**EXERCISE OBJECTIVE**: Return every line of the entries that includes the word "ampd".
============
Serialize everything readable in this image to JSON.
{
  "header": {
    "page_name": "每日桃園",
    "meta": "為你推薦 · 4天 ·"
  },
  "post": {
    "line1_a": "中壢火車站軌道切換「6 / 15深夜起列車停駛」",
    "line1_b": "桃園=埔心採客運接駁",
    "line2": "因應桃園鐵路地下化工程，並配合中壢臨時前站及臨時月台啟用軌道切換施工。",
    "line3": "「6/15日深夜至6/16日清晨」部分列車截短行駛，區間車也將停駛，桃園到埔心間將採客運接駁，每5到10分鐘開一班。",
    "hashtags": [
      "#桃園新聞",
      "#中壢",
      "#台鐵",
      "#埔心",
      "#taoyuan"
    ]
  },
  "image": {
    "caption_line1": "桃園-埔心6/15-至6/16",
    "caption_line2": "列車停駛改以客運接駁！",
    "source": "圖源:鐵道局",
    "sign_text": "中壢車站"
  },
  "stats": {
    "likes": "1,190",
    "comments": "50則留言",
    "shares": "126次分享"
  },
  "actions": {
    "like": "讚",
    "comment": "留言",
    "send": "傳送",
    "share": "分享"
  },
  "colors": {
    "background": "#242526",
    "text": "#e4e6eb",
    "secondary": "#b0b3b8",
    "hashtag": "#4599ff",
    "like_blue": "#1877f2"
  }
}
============
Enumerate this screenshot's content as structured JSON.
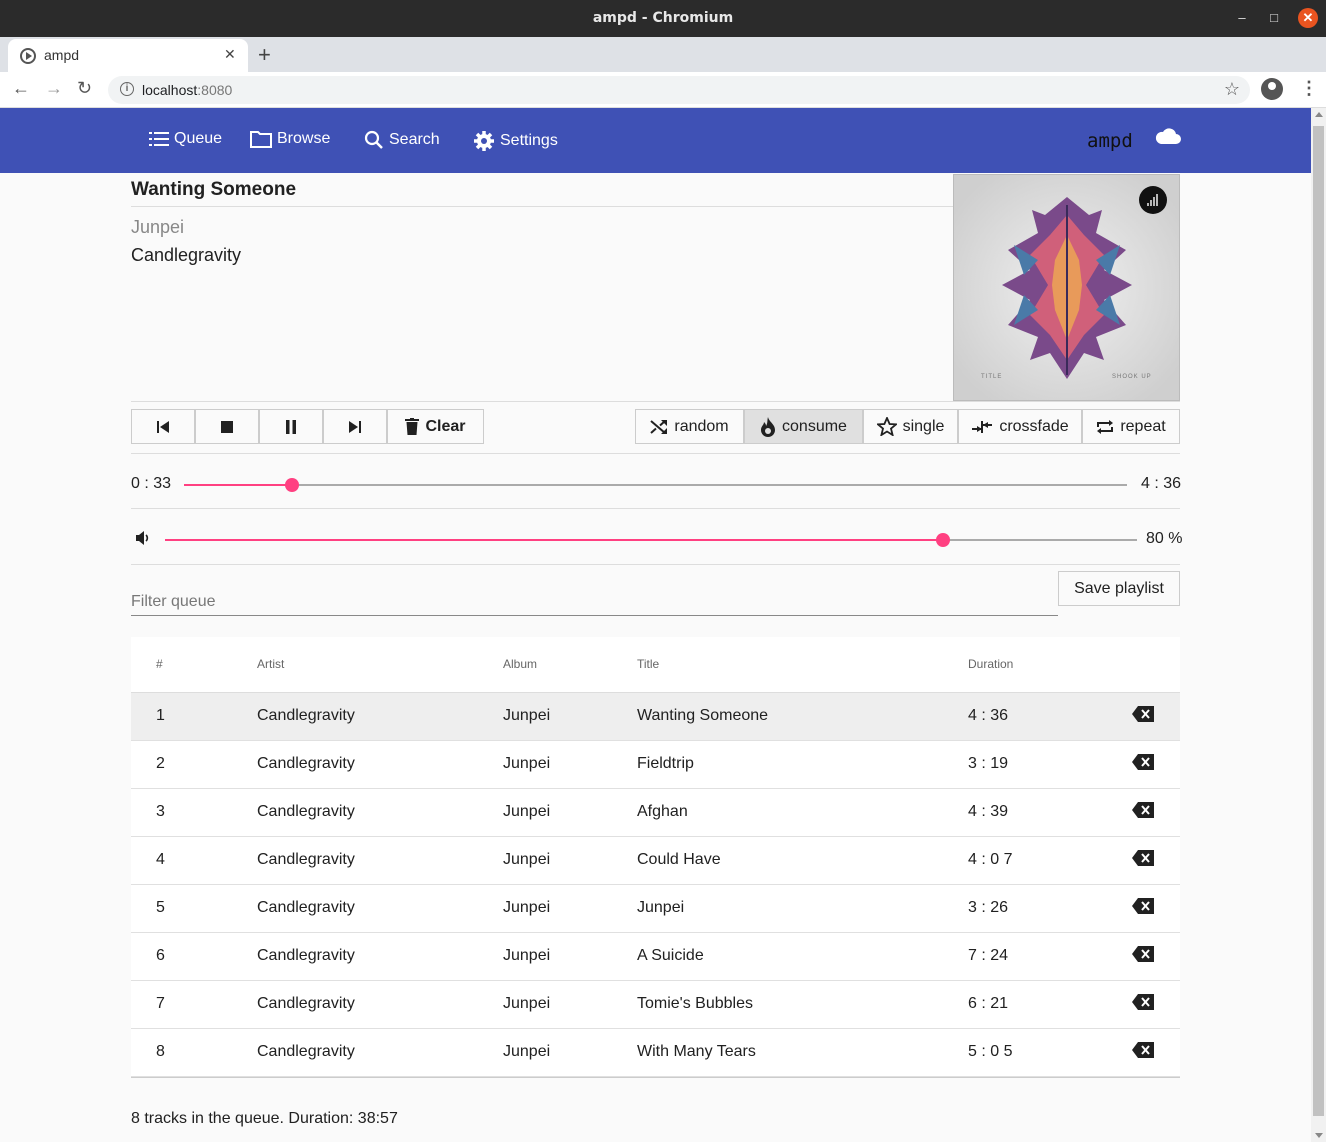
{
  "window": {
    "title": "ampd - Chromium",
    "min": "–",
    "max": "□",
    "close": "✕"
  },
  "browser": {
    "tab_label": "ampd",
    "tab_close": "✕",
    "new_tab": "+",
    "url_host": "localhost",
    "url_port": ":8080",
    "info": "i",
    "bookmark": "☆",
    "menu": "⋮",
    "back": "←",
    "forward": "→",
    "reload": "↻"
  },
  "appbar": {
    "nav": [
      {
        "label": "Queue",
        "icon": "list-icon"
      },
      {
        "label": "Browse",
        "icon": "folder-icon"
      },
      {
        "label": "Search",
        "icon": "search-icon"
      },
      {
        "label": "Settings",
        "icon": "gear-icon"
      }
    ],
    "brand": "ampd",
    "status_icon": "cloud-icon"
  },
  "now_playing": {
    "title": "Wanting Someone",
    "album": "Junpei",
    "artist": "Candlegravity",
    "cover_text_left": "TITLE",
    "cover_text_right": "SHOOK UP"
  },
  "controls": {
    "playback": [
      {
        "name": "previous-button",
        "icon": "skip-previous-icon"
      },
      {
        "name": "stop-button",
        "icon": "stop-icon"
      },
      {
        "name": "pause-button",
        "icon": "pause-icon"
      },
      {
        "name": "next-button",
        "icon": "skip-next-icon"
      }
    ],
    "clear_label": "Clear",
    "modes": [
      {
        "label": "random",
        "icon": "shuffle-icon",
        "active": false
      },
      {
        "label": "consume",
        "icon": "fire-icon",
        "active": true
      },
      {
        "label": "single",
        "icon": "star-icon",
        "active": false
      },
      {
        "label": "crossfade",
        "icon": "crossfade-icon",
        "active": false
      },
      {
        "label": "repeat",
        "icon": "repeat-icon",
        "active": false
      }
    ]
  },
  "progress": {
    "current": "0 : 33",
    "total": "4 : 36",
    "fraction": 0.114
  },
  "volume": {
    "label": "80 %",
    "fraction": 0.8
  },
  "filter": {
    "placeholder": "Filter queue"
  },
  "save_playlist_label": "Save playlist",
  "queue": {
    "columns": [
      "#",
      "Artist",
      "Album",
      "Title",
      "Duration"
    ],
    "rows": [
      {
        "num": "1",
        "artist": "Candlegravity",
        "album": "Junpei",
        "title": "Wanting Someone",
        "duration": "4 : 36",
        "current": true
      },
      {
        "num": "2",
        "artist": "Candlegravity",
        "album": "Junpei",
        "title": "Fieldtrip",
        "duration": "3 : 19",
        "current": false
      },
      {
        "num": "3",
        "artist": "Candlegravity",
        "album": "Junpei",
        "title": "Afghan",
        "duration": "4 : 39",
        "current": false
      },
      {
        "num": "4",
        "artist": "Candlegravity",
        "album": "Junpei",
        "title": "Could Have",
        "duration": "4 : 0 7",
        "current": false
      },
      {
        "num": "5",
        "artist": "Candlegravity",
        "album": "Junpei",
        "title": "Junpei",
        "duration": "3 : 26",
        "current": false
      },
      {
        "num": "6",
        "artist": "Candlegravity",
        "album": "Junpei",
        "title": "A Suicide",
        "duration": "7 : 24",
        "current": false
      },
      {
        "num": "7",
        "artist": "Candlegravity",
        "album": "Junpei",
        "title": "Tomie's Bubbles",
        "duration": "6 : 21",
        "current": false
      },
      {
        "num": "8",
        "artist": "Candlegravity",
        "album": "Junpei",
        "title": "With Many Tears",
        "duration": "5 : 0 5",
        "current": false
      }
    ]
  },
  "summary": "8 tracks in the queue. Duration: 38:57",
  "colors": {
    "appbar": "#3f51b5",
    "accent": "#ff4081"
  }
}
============
**EXPECTED OUTPUT**:
    "title": "ampd - Chromium",
    "tab_label": "ampd",
    "brand": "ampd",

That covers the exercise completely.